• GOAL OF THE EXERCISE: The response must contain all of the entries, each one repeated exactly.

• INFORMATION SUPPLIED:
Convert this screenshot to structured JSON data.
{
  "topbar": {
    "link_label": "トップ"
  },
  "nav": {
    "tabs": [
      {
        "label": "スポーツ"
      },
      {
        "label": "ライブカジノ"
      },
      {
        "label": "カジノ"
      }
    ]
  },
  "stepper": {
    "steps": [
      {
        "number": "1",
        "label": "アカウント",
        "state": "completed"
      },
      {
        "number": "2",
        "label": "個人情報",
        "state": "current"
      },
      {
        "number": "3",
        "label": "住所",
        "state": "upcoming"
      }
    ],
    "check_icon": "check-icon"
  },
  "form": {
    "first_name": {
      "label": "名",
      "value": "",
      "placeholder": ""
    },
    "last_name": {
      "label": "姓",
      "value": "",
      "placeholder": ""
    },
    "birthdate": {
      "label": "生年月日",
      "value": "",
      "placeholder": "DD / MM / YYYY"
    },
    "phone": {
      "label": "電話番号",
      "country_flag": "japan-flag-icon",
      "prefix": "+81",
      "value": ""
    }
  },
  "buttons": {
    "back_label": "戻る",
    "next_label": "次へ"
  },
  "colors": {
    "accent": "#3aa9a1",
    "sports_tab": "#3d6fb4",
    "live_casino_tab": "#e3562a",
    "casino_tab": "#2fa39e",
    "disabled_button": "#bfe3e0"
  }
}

• ANSWER SECTION:
Convert this screenshot to structured JSON data.
{
  "topbar": {
    "link_label": "トップ"
  },
  "nav": {
    "tabs": [
      {
        "label": "スポーツ"
      },
      {
        "label": "ライブカジノ"
      },
      {
        "label": "カジノ"
      }
    ]
  },
  "stepper": {
    "steps": [
      {
        "number": "1",
        "label": "アカウント",
        "state": "completed"
      },
      {
        "number": "2",
        "label": "個人情報",
        "state": "current"
      },
      {
        "number": "3",
        "label": "住所",
        "state": "upcoming"
      }
    ],
    "check_icon": "check-icon"
  },
  "form": {
    "first_name": {
      "label": "名",
      "value": "",
      "placeholder": ""
    },
    "last_name": {
      "label": "姓",
      "value": "",
      "placeholder": ""
    },
    "birthdate": {
      "label": "生年月日",
      "value": "",
      "placeholder": "DD / MM / YYYY"
    },
    "phone": {
      "label": "電話番号",
      "country_flag": "japan-flag-icon",
      "prefix": "+81",
      "value": ""
    }
  },
  "buttons": {
    "back_label": "戻る",
    "next_label": "次へ"
  },
  "colors": {
    "accent": "#3aa9a1",
    "sports_tab": "#3d6fb4",
    "live_casino_tab": "#e3562a",
    "casino_tab": "#2fa39e",
    "disabled_button": "#bfe3e0"
  }
}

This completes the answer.